> [Exercise goal] Retype the entries below word for word, leaving out every picture.

> [Data supplied]
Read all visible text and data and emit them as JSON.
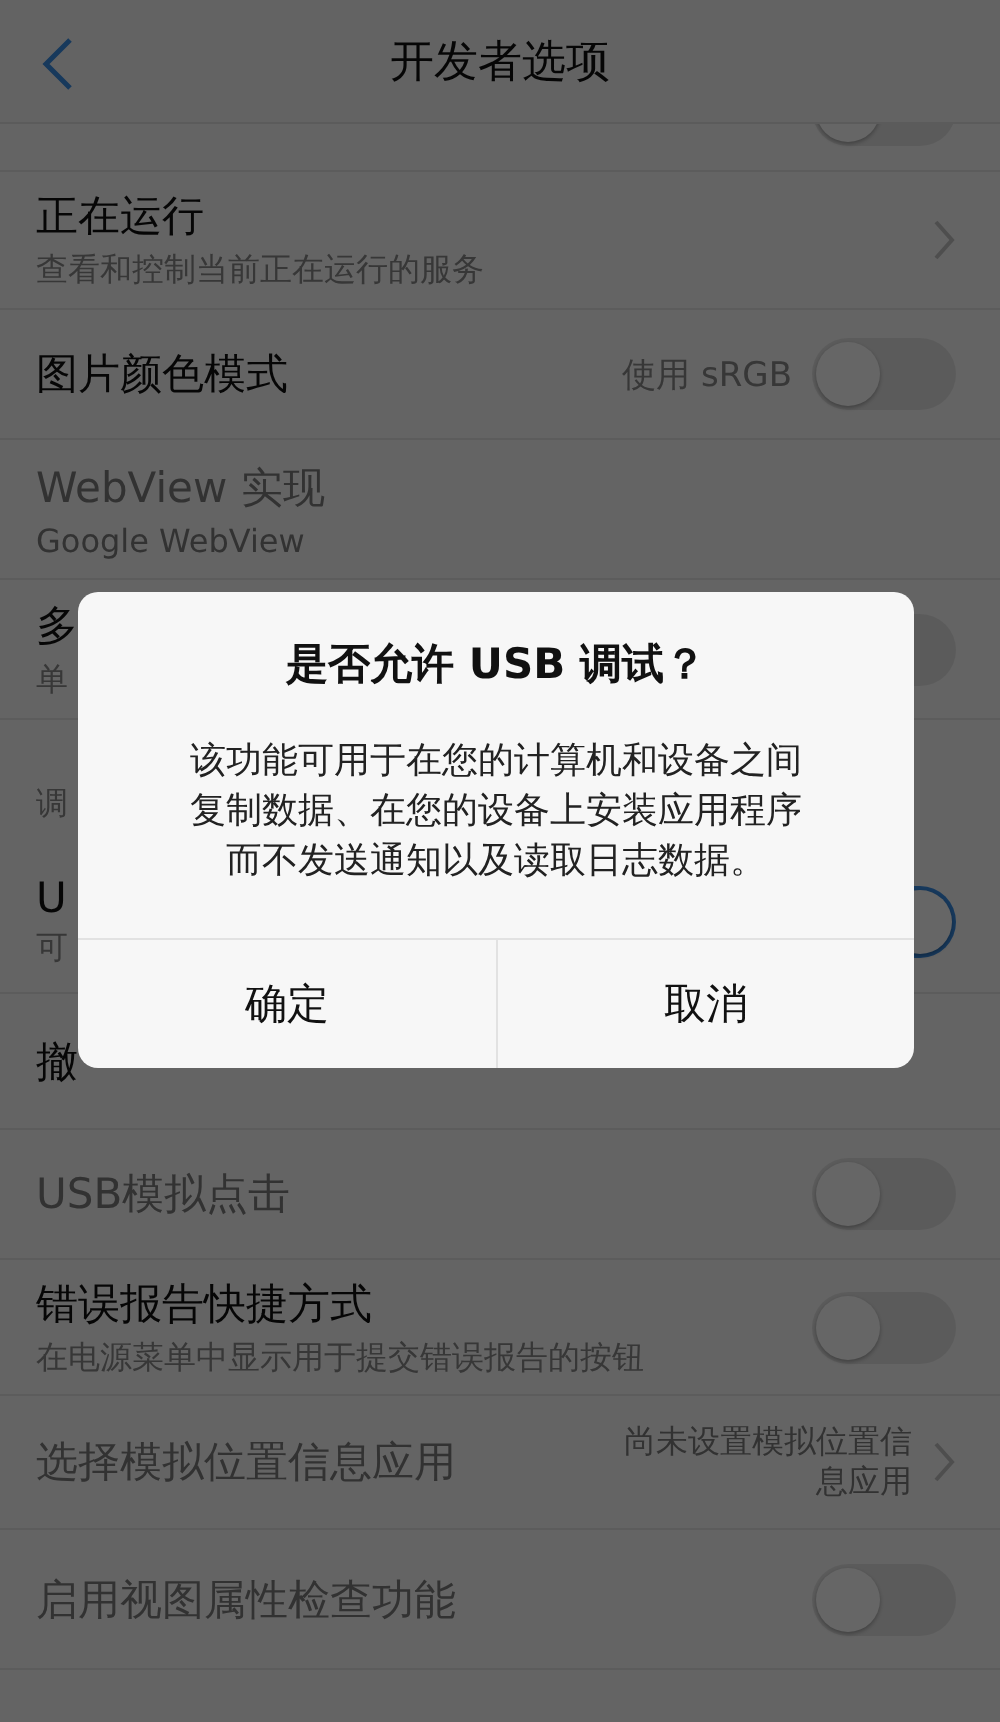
{
  "header": {
    "title": "开发者选项"
  },
  "rows": [
    {
      "kind": "toggle",
      "on": false
    },
    {
      "kind": "link",
      "title": "正在运行",
      "subtitle": "查看和控制当前正在运行的服务",
      "disabled": false
    },
    {
      "kind": "toggle",
      "title": "图片颜色模式",
      "value": "使用 sRGB",
      "on": false,
      "disabled": false
    },
    {
      "kind": "plain",
      "title": "WebView 实现",
      "subtitle": "Google WebView",
      "disabled": true
    },
    {
      "kind": "toggle",
      "title": "多",
      "subtitle": "单",
      "on": false,
      "disabled": false
    },
    {
      "kind": "section",
      "title": "调"
    },
    {
      "kind": "toggle",
      "title": "U",
      "subtitle": "可",
      "on": true,
      "disabled": false
    },
    {
      "kind": "plain",
      "title": "撤",
      "disabled": false
    },
    {
      "kind": "toggle",
      "title": "USB模拟点击",
      "on": false,
      "disabled": true
    },
    {
      "kind": "toggle",
      "title": "错误报告快捷方式",
      "subtitle": "在电源菜单中显示用于提交错误报告的按钮",
      "on": false,
      "disabled": false
    },
    {
      "kind": "link",
      "title": "选择模拟位置信息应用",
      "value": "尚未设置模拟位置信息应用",
      "disabled": true
    },
    {
      "kind": "toggle",
      "title": "启用视图属性检查功能",
      "on": false,
      "disabled": true
    }
  ],
  "dialog": {
    "title": "是否允许 USB 调试？",
    "message": "该功能可用于在您的计算机和设备之间复制数据、在您的设备上安装应用程序而不发送通知以及读取日志数据。",
    "buttons": [
      "确定",
      "取消"
    ]
  }
}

> [Task answer]
Read all visible text and data and emit them as JSON.
{
  "header": {
    "title": "开发者选项"
  },
  "rows": [
    {
      "kind": "toggle",
      "on": false
    },
    {
      "kind": "link",
      "title": "正在运行",
      "subtitle": "查看和控制当前正在运行的服务",
      "disabled": false
    },
    {
      "kind": "toggle",
      "title": "图片颜色模式",
      "value": "使用 sRGB",
      "on": false,
      "disabled": false
    },
    {
      "kind": "plain",
      "title": "WebView 实现",
      "subtitle": "Google WebView",
      "disabled": true
    },
    {
      "kind": "toggle",
      "title": "多",
      "subtitle": "单",
      "on": false,
      "disabled": false
    },
    {
      "kind": "section",
      "title": "调"
    },
    {
      "kind": "toggle",
      "title": "U",
      "subtitle": "可",
      "on": true,
      "disabled": false
    },
    {
      "kind": "plain",
      "title": "撤",
      "disabled": false
    },
    {
      "kind": "toggle",
      "title": "USB模拟点击",
      "on": false,
      "disabled": true
    },
    {
      "kind": "toggle",
      "title": "错误报告快捷方式",
      "subtitle": "在电源菜单中显示用于提交错误报告的按钮",
      "on": false,
      "disabled": false
    },
    {
      "kind": "link",
      "title": "选择模拟位置信息应用",
      "value": "尚未设置模拟位置信息应用",
      "disabled": true
    },
    {
      "kind": "toggle",
      "title": "启用视图属性检查功能",
      "on": false,
      "disabled": true
    }
  ],
  "dialog": {
    "title": "是否允许 USB 调试？",
    "message": "该功能可用于在您的计算机和设备之间复制数据、在您的设备上安装应用程序而不发送通知以及读取日志数据。",
    "buttons": [
      "确定",
      "取消"
    ]
  }
}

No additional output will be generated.